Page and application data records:

-*-*-

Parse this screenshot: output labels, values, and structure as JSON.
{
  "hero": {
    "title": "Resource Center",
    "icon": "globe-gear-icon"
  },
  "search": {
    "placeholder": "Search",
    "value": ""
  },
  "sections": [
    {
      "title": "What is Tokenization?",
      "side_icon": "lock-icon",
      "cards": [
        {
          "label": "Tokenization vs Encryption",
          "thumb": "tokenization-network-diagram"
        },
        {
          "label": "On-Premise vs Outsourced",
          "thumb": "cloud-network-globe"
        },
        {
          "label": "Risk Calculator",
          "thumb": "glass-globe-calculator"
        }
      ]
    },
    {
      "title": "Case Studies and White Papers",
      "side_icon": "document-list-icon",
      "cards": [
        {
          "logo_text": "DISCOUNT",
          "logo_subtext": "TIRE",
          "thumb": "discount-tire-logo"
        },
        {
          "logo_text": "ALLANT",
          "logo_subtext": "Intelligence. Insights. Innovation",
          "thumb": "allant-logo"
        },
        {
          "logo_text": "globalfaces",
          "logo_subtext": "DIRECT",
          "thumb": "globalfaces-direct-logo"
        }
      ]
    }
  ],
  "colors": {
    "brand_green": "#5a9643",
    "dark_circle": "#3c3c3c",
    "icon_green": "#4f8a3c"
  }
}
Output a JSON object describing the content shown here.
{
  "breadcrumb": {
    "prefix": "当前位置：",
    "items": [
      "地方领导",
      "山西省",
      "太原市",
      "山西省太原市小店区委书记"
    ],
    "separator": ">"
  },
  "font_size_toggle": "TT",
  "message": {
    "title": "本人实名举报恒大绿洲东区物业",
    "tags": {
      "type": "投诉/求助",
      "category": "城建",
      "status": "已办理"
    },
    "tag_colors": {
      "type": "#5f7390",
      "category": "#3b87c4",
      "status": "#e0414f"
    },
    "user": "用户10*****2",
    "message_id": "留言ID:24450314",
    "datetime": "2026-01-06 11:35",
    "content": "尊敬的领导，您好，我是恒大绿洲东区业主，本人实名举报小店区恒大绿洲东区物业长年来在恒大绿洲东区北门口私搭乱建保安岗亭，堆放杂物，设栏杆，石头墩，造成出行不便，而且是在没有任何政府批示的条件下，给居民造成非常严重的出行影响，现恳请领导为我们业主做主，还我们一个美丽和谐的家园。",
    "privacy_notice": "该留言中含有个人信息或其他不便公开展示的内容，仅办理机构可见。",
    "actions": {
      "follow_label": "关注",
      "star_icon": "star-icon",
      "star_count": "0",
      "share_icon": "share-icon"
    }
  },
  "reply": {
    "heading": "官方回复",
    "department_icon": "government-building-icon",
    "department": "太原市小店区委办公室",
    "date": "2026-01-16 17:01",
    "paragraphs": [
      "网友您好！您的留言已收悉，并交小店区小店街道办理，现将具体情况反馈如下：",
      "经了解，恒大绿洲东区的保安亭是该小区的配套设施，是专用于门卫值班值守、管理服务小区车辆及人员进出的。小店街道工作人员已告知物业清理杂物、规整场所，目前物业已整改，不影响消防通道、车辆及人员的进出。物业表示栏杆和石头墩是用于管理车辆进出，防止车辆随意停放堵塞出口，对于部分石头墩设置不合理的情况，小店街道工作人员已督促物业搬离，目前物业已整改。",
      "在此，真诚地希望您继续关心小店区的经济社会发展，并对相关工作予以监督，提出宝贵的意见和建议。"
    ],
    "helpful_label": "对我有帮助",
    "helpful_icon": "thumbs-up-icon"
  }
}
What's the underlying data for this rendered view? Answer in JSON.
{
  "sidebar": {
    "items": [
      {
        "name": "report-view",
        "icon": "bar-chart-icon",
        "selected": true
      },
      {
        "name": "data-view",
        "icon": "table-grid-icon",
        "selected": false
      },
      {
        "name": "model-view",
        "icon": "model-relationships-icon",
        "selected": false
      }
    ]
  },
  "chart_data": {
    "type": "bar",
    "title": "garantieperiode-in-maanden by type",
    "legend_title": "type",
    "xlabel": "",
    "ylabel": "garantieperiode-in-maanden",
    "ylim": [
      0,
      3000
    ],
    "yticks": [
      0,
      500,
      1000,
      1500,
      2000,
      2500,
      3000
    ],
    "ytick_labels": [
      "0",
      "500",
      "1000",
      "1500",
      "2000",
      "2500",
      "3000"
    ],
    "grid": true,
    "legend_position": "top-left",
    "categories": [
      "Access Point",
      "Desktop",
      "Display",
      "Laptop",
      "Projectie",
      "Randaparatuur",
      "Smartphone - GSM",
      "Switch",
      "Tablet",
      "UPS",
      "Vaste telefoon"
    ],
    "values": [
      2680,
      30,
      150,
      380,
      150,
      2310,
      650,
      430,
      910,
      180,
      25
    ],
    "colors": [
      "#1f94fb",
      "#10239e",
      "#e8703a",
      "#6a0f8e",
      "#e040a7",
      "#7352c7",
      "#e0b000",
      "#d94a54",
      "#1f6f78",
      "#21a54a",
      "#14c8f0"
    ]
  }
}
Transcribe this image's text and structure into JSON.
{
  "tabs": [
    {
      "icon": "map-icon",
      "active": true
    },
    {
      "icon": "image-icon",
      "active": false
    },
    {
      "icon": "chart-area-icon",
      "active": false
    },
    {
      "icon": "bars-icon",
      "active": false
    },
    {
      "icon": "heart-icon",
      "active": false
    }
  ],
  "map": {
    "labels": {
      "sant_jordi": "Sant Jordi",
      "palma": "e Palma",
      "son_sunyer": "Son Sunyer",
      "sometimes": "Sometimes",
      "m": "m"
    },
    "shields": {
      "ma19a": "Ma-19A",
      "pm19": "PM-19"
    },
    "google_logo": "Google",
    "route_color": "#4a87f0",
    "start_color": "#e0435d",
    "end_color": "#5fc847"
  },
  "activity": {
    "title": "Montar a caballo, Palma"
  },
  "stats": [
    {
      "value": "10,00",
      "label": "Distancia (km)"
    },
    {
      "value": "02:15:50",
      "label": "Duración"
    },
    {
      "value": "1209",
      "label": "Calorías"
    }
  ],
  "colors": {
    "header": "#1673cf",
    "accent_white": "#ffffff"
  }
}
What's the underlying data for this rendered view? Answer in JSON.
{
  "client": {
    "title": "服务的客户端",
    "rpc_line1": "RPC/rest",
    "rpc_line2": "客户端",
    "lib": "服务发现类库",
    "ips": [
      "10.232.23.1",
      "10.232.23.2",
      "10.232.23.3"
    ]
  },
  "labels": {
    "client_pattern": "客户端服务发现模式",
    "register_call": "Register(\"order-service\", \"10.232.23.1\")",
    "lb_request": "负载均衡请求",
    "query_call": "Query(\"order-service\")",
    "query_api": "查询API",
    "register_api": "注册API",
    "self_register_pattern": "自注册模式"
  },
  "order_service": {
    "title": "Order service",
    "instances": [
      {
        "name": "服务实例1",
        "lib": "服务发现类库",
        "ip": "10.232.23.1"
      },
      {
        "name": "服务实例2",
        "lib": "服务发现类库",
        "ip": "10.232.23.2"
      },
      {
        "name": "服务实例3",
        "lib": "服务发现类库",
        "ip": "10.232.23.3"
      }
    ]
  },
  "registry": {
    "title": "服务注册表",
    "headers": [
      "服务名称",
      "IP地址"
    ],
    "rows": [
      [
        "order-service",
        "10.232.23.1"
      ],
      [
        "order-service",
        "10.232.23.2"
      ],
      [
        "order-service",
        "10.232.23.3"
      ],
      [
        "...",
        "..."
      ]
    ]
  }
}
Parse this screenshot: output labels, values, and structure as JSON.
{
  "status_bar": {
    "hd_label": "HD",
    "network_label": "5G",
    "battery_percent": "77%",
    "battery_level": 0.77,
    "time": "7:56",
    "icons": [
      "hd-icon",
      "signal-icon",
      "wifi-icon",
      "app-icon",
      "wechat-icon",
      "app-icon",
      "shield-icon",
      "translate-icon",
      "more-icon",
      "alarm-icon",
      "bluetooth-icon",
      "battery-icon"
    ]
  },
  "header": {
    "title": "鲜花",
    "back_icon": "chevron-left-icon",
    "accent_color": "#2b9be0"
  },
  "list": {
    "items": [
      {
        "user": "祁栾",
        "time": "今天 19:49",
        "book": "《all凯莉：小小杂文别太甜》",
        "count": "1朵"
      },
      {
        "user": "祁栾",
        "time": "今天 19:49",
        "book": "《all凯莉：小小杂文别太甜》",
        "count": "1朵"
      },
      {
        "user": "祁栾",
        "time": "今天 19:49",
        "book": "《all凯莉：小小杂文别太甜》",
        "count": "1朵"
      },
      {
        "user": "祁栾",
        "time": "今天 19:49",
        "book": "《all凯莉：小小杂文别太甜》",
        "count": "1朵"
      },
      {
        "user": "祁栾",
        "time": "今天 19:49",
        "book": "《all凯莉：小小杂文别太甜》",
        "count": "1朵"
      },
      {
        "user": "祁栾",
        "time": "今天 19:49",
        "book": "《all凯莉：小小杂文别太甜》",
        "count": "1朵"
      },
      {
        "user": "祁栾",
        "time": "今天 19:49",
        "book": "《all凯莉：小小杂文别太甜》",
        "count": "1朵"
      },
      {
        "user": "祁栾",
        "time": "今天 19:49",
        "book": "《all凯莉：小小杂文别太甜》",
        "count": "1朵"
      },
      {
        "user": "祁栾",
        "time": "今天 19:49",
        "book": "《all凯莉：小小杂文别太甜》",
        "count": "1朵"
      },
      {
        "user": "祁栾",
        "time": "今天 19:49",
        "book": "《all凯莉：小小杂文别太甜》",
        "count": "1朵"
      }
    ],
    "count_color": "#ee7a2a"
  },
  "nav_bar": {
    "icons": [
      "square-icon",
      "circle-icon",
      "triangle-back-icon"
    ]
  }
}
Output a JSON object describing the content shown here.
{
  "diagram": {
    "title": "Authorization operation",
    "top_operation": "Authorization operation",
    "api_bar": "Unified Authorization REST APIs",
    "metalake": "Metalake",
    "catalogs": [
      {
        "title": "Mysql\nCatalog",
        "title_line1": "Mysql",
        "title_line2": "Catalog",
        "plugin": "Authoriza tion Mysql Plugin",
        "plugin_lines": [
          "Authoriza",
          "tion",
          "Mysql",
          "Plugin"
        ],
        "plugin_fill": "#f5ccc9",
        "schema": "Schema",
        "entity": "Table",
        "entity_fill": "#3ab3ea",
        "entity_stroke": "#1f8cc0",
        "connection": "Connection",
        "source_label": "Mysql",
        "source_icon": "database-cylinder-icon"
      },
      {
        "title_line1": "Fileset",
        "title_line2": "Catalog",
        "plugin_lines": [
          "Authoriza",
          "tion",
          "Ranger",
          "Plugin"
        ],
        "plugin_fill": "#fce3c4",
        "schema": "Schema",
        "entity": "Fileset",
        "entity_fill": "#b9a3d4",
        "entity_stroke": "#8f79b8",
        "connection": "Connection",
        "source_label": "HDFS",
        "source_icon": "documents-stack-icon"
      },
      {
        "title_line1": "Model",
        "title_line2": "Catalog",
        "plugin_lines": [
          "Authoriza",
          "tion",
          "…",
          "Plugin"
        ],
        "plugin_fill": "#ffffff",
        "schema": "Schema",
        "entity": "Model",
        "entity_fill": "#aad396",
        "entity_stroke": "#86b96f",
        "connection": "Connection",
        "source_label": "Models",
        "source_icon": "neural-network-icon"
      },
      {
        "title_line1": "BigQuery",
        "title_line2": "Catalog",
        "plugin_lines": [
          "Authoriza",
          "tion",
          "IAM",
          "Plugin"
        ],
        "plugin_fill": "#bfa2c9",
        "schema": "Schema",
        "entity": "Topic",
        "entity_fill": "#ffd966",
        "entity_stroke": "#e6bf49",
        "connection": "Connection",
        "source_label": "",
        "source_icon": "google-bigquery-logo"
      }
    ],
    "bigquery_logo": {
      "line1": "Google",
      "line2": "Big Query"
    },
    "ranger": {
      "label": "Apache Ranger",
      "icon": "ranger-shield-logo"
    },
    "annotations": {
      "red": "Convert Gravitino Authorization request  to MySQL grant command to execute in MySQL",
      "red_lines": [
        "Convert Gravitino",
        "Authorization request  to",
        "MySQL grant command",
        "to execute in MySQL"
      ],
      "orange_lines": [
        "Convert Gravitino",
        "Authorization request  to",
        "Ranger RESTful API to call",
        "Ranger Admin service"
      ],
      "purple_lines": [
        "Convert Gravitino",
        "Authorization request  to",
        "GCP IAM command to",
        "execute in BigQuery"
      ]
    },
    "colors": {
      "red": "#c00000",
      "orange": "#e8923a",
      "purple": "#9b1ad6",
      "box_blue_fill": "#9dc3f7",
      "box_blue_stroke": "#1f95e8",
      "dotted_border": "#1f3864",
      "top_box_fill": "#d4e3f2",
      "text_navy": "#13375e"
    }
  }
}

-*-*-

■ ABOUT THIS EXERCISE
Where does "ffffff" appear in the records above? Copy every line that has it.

■ WRITTEN SOLUTION
    "accent_white": "#ffffff"
        "plugin_fill": "#ffffff",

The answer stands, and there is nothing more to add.